== Exercise brief ==
Scan the entries below for the word "sales". Copy each line that has it.

Stored items from a collection:
....................

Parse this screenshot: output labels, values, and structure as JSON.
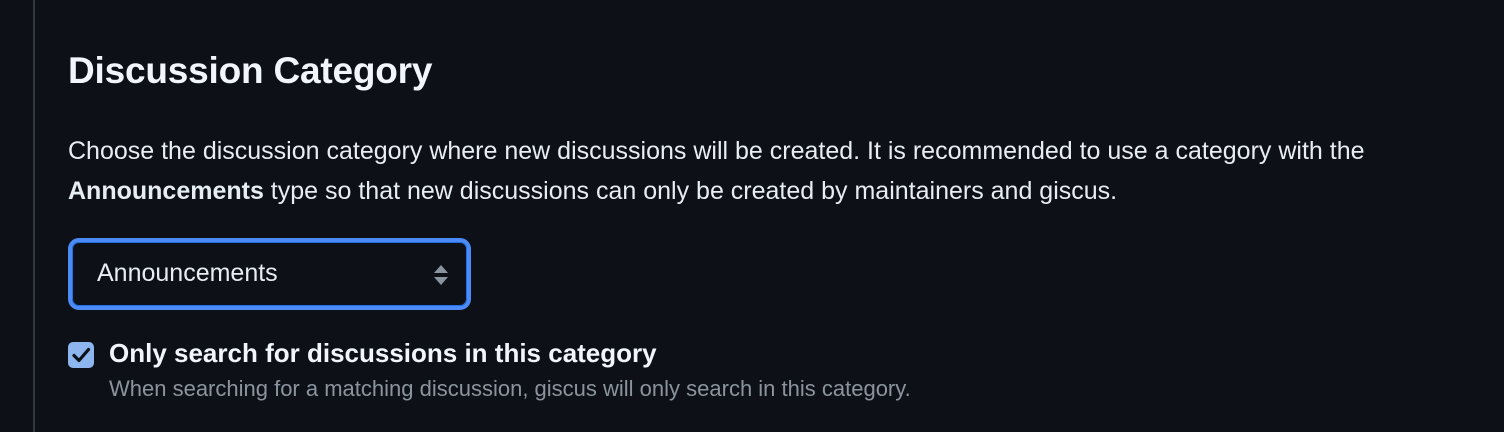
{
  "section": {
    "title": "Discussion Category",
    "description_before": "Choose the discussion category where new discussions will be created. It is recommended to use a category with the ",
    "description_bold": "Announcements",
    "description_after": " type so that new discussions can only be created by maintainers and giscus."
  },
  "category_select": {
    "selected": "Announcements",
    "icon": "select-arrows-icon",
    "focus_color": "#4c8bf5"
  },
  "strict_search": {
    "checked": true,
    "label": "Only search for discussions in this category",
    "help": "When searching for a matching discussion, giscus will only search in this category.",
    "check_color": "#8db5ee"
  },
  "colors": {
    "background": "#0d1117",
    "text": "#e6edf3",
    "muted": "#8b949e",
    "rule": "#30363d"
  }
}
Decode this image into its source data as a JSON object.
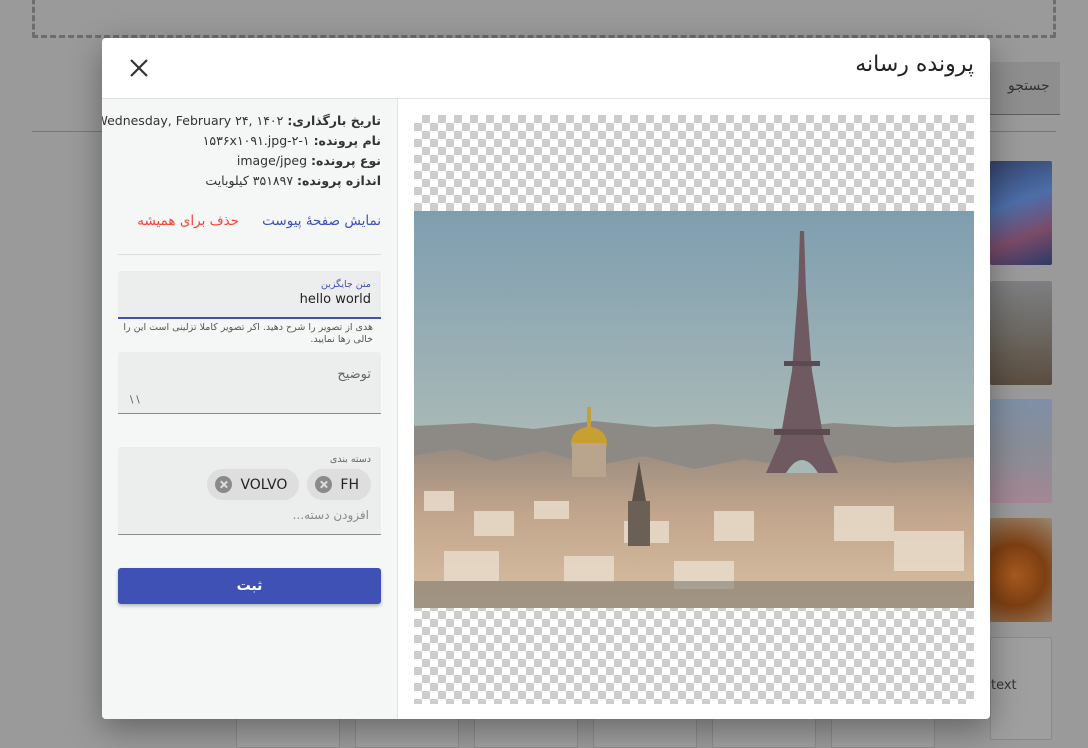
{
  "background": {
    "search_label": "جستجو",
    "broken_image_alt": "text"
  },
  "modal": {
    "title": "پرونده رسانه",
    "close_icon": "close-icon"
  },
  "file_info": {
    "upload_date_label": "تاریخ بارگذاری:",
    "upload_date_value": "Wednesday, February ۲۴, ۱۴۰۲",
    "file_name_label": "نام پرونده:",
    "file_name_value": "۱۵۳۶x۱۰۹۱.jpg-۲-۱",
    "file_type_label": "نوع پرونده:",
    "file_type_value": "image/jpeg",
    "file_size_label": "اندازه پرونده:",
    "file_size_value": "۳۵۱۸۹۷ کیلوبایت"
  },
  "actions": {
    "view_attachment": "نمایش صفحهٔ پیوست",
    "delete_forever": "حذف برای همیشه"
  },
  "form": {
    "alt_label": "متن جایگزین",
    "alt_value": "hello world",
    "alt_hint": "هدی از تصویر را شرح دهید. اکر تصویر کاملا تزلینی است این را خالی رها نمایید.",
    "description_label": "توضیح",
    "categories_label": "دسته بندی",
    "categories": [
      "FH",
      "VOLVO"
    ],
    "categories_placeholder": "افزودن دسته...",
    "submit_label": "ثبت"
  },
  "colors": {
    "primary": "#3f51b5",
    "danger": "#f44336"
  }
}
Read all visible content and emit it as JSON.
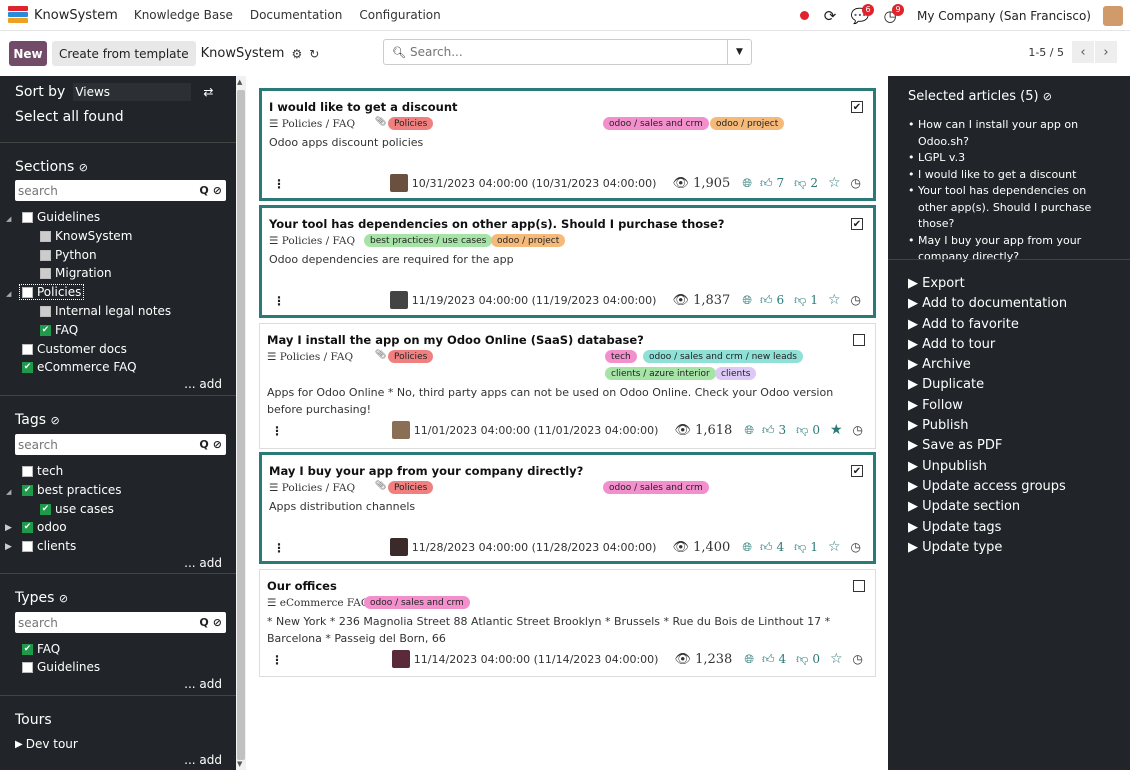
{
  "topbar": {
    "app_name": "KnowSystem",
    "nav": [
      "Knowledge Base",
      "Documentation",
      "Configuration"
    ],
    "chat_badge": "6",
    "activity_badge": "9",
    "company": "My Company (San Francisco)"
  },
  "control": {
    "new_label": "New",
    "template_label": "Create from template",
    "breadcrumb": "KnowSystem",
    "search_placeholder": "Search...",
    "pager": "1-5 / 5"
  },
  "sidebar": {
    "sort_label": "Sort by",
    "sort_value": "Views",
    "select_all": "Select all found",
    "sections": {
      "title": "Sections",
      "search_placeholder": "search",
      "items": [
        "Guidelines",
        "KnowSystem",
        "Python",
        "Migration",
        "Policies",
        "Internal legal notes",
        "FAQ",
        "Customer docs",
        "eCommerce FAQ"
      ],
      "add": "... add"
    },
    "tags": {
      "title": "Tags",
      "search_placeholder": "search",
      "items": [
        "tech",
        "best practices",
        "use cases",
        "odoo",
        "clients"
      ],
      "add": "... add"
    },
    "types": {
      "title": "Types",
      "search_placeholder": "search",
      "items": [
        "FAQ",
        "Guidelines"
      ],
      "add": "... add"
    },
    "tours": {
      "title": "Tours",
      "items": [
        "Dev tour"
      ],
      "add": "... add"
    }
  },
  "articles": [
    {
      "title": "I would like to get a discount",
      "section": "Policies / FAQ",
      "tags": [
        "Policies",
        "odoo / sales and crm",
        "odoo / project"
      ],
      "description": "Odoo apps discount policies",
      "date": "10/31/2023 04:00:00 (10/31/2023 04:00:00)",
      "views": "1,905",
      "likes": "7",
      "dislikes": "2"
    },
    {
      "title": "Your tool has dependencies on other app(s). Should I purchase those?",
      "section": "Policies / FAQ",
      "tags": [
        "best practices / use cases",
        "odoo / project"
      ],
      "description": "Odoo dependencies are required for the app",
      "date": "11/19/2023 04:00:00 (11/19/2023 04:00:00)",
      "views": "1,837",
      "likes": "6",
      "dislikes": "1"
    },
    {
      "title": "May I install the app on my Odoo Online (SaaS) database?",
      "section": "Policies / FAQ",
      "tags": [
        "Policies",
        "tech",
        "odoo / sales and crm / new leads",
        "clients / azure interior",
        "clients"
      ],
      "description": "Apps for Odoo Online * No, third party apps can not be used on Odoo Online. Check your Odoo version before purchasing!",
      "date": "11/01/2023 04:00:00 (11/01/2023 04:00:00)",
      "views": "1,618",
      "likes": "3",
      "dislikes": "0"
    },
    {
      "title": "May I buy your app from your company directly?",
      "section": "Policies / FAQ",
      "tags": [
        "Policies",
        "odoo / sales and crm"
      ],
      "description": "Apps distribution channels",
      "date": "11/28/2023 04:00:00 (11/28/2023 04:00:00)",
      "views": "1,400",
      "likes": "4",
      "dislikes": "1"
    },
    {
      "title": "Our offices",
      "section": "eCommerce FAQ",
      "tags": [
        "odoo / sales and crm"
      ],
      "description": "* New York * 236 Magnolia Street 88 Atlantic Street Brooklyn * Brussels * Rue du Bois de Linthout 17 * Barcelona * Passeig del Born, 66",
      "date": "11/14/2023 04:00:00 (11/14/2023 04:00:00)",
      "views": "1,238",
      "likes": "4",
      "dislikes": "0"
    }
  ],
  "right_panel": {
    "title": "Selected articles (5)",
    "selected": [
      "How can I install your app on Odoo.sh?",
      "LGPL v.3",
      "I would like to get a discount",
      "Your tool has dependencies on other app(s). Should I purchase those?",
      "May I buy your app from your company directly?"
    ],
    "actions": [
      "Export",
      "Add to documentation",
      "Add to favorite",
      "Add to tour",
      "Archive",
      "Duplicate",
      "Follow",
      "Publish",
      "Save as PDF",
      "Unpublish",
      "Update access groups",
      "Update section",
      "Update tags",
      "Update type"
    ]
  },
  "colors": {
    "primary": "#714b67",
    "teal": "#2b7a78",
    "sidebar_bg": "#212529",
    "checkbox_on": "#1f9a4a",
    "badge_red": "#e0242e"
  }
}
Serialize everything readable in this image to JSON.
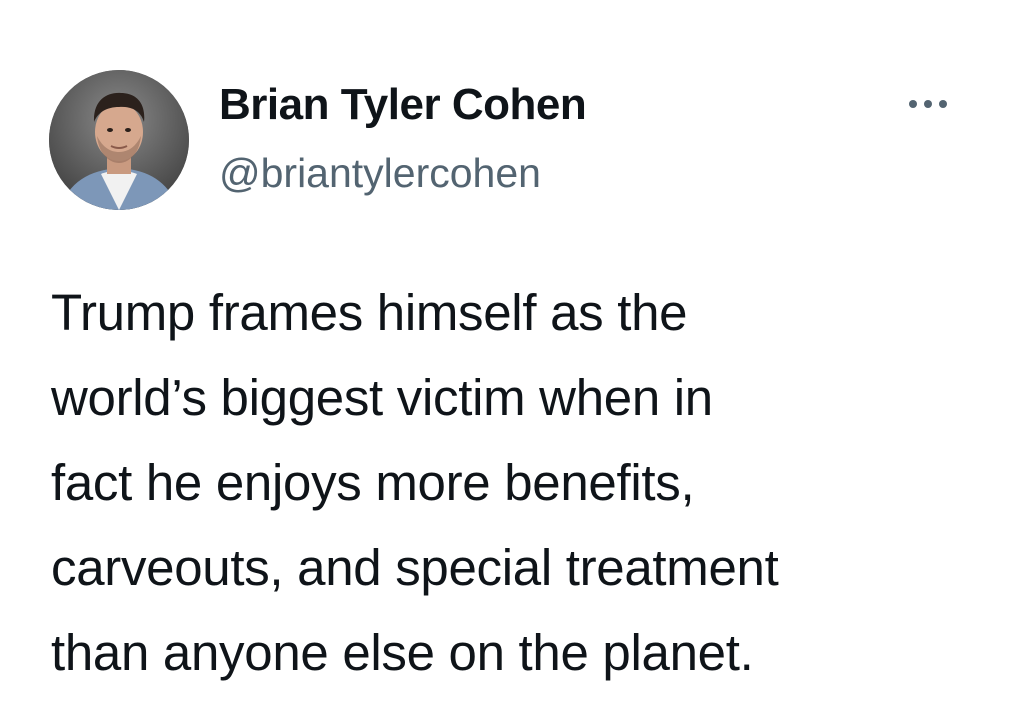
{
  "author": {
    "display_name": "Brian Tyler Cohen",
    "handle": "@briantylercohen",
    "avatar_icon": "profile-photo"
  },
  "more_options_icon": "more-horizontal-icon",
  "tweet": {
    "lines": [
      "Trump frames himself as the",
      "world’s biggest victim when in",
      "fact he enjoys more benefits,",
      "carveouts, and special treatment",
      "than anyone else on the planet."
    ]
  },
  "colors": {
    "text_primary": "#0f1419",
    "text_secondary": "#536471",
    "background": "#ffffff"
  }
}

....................

== Response ==
        "odoo / sales and crm",
        "odoo / sales and crm / new leads",
        "odoo / sales and crm"
        "odoo / sales and crm"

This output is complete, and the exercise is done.